An interesting and potentially game-changing animal study was published in EMBO Molecular Medicine
recently, and it could lead to a viable treatment for patients with Huntington’s disease (HD).
HD is is a progressive neurodegenerative genetic disorder characterized by a combination of motor, cognitive and psychiatric problems that usually present in a person’s 3rd
decade of life. Current treatment options are limited to relieving symptoms, but at present, there is no treatment to prevent or attenuate the disease’s progression.
Melanie Alpaugh and colleagues at the University of Alberta in Edmonton, Canada have conducted a series of tests that exhibit the improvement and occasional reversal of symptoms I mice models of HD with the administration of ganglioside GM1 (monosialotetrahexosylganglioside).
Gangiosides are glycosphingolipid with one or more sialic acids that are involved in a number of cellular processes. Animals without gangliosides display numerous neurological impairments (motor function loss, depression-lie behaviorl, congnitive impairment) and the University of Alberta researchers hypothesized that the addition of GM1 may improve some of the symptoms on display in HD.
The study found that intracerebroventricular infusion of GM1 slows down neurodegeneration, improves neuropathology and decreases body weight loss in R6/2 mice, 1 of 3 HD models used in the study. More specifically, the researchers observed that administration of GM1 significantly increased the number of neurons in the striatum as well as increasing total brain volume and brain weight. Other biomarkers of neuropathology were also reduced in the mice given GM1.
In a second HD model involving Q140 mice, detailed assessment of the neuropathology within the basal ganglia showed the administration to attenuate HD neurodegeneration.
Most importantly, treatment with GM1 led to a reduction in the mutant huntingtin protein in striatal tissue samples.
Treatment with GM1 improves motor performance in R6/2 and Q140 mice using a variety of tests, including horizontal ladder tests, open field activity tests, climbing tests, speed tests, and numerous gait abnormality tests.

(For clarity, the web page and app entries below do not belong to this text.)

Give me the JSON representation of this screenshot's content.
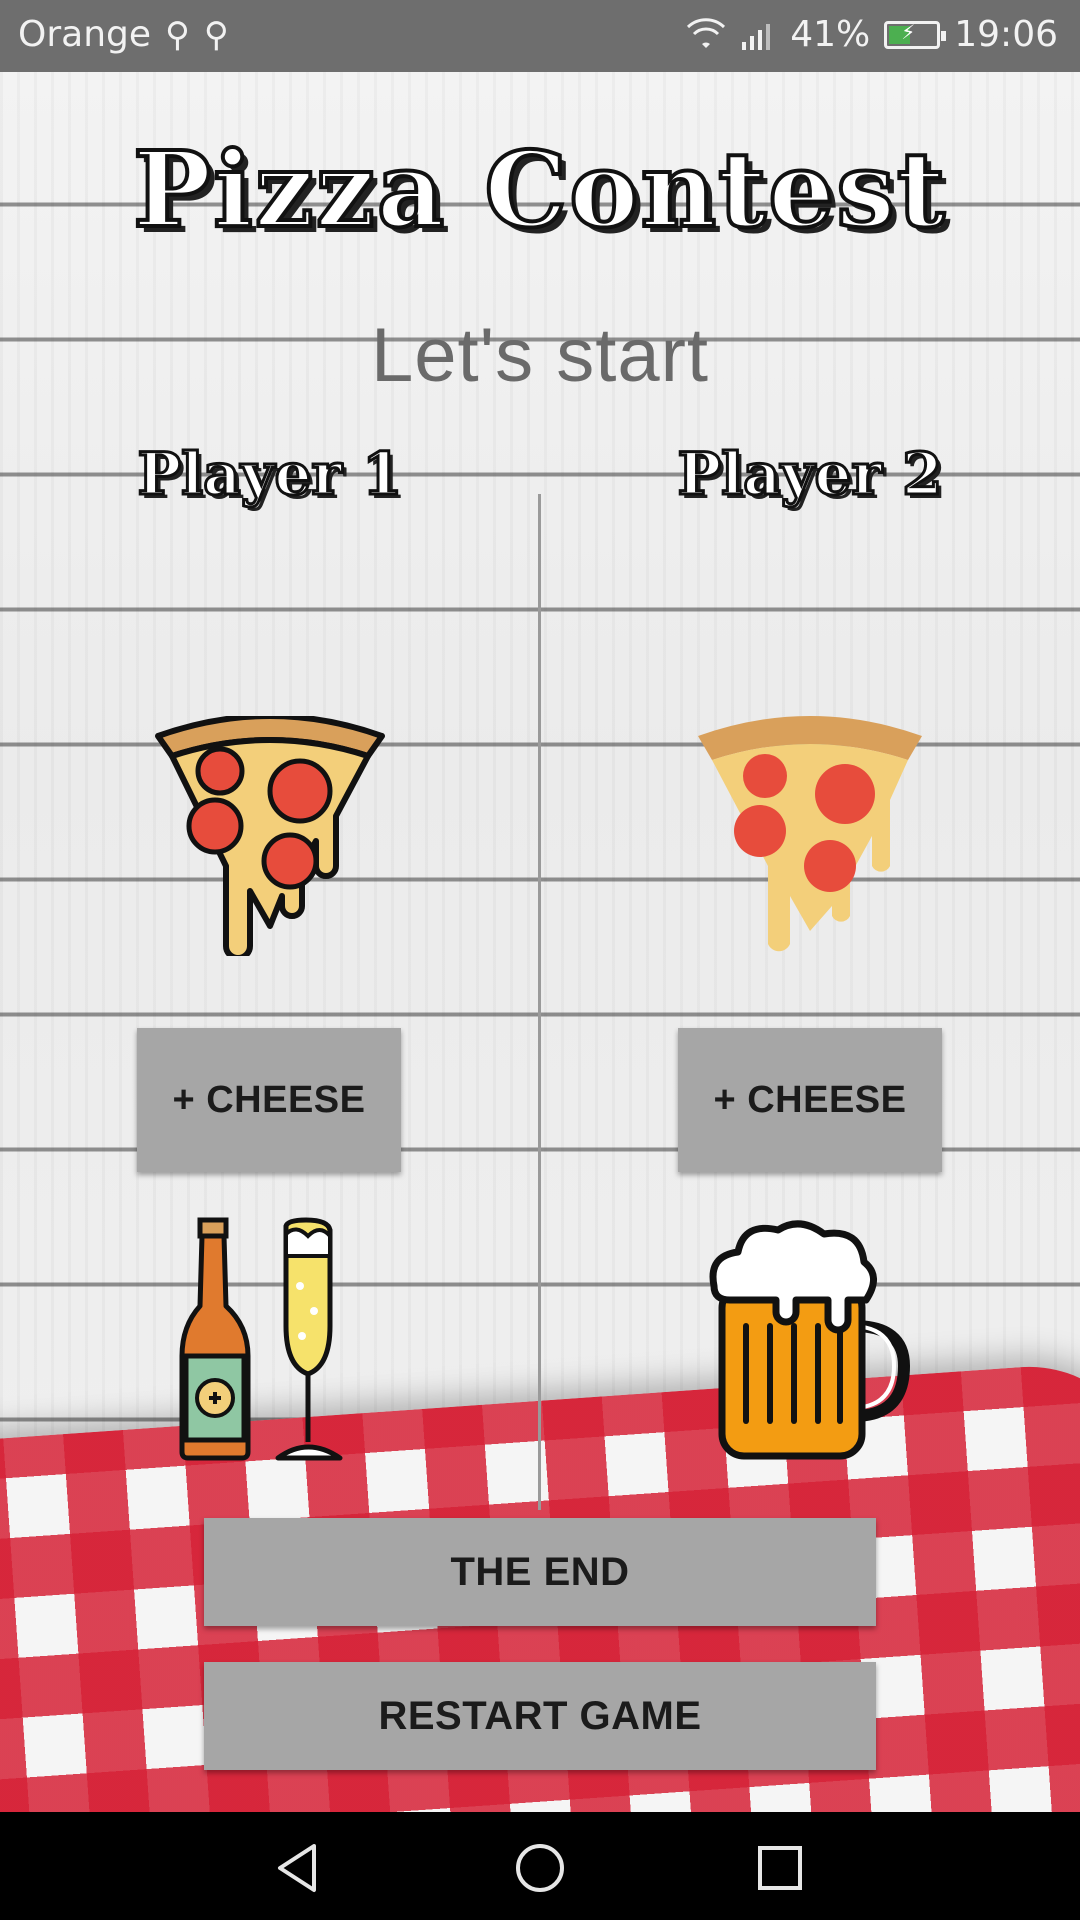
{
  "status_bar": {
    "carrier": "Orange",
    "usb_icons": [
      "usb-icon",
      "usb-icon"
    ],
    "battery_percent": "41%",
    "time": "19:06",
    "battery_level": 0.41,
    "colors": {
      "bar": "#6e6e6e",
      "battery_fill": "#4caf50"
    }
  },
  "app": {
    "title": "Pizza Contest",
    "subtitle": "Let's start"
  },
  "players": [
    {
      "label": "Player 1",
      "cheese_button": "+ CHEESE",
      "pizza_icon": "pizza-slice-outlined-icon",
      "drink_icon": "beer-bottle-and-champagne-glass-icon"
    },
    {
      "label": "Player 2",
      "cheese_button": "+ CHEESE",
      "pizza_icon": "pizza-slice-flat-icon",
      "drink_icon": "beer-mug-icon"
    }
  ],
  "actions": {
    "end_label": "THE END",
    "restart_label": "RESTART GAME"
  },
  "nav_bar": {
    "icons": [
      "back-icon",
      "home-icon",
      "recent-apps-icon"
    ]
  },
  "colors": {
    "button": "#a6a6a6",
    "button_text": "#1b1b1b",
    "subtitle": "#6a6a6a",
    "pepperoni": "#e74c3c",
    "cheese": "#f3cf7a",
    "crust": "#d9a05b",
    "tablecloth_red": "#d62237"
  }
}
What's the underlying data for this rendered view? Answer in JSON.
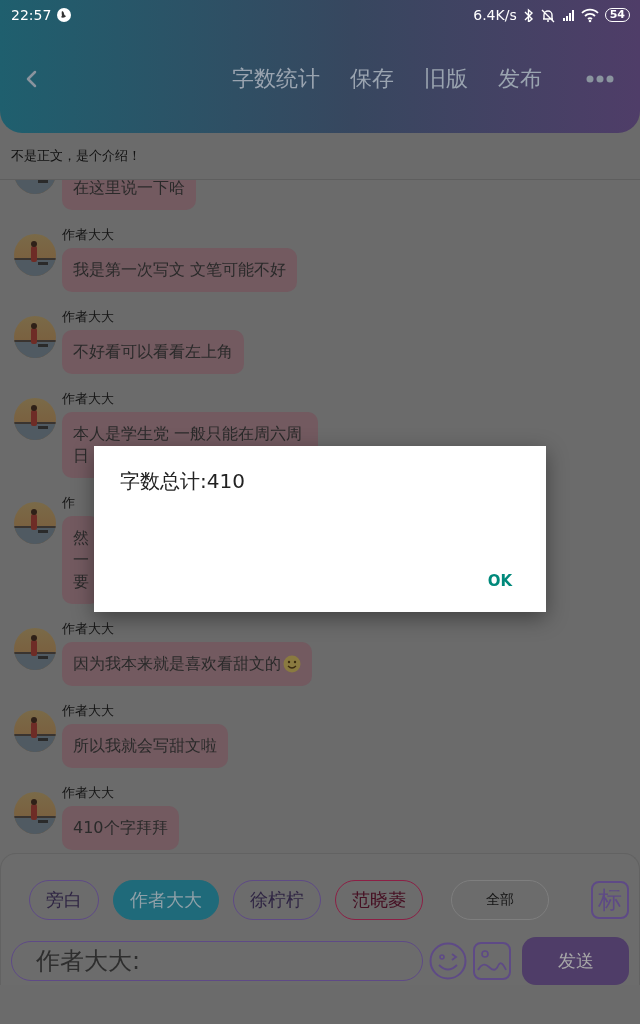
{
  "status_bar": {
    "time": "22:57",
    "speed": "6.4K/s",
    "battery": "54"
  },
  "header": {
    "actions": [
      "字数统计",
      "保存",
      "旧版",
      "发布"
    ]
  },
  "intro": "不是正文，是个介绍！",
  "messages": [
    {
      "kind": "plain",
      "text": "在这里说一下哈",
      "smiley": false
    },
    {
      "kind": "plain",
      "sender": "作者大大",
      "text": "我是第一次写文 文笔可能不好",
      "smiley": false
    },
    {
      "kind": "plain",
      "sender": "作者大大",
      "text": "不好看可以看看左上角",
      "smiley": false
    },
    {
      "kind": "plain",
      "sender": "作者大大",
      "text": "本人是学生党 一般只能在周六周日",
      "smiley": false
    },
    {
      "kind": "covered",
      "sender": "作",
      "text": "然一要",
      "smiley": false
    },
    {
      "kind": "plain",
      "sender": "作者大大",
      "text": "因为我本来就是喜欢看甜文的",
      "smiley": true
    },
    {
      "kind": "plain",
      "sender": "作者大大",
      "text": "所以我就会写甜文啦",
      "smiley": false
    },
    {
      "kind": "plain",
      "sender": "作者大大",
      "text": "410个字拜拜",
      "smiley": false
    }
  ],
  "roles": [
    {
      "label": "旁白",
      "color": "#5e4a86",
      "selected": false
    },
    {
      "label": "作者大大",
      "color": "#1f6a7a",
      "selected": true
    },
    {
      "label": "徐柠柠",
      "color": "#5e4a86",
      "selected": false
    },
    {
      "label": "范晓菱",
      "color": "#8c1f45",
      "selected": false
    }
  ],
  "filter_button": "全部",
  "mark_button": "标",
  "input": {
    "placeholder": "作者大大:"
  },
  "send_button": "发送",
  "dialog": {
    "message": "字数总计:410",
    "button": "OK"
  }
}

Furthermore, Q140 mice and a third HD model, YAC128, showed that GM1 also improved anxiety-like and depression-like behaviors (i.e.m novelty-supressed feeding, spontaneous fecal excretion, forced swim test, time in dark areas of cage).
The researchers concluded their report by stating: “To the best of our knowledge, the widespread therapeutic and disease‐modifying effects of GM1 observed in our studies are only comparable to (and even exceed in certain cases) those exerted by antisense oligonucleotide therapies to decrease HTT production.”
The numerous physical, chemical, and behavoural changes that appear to be attenuated by the administration of GM1 in these HD animal models warrants further investigation.
Arpaugh M, Galleguillos D, Forero J, et al. Disease‐modifying effects of ganglioside GM1 in Huntington's disease models. EMBO Mol Med. Published online October 9, 2017, DOI 10.15252/emmm.201707763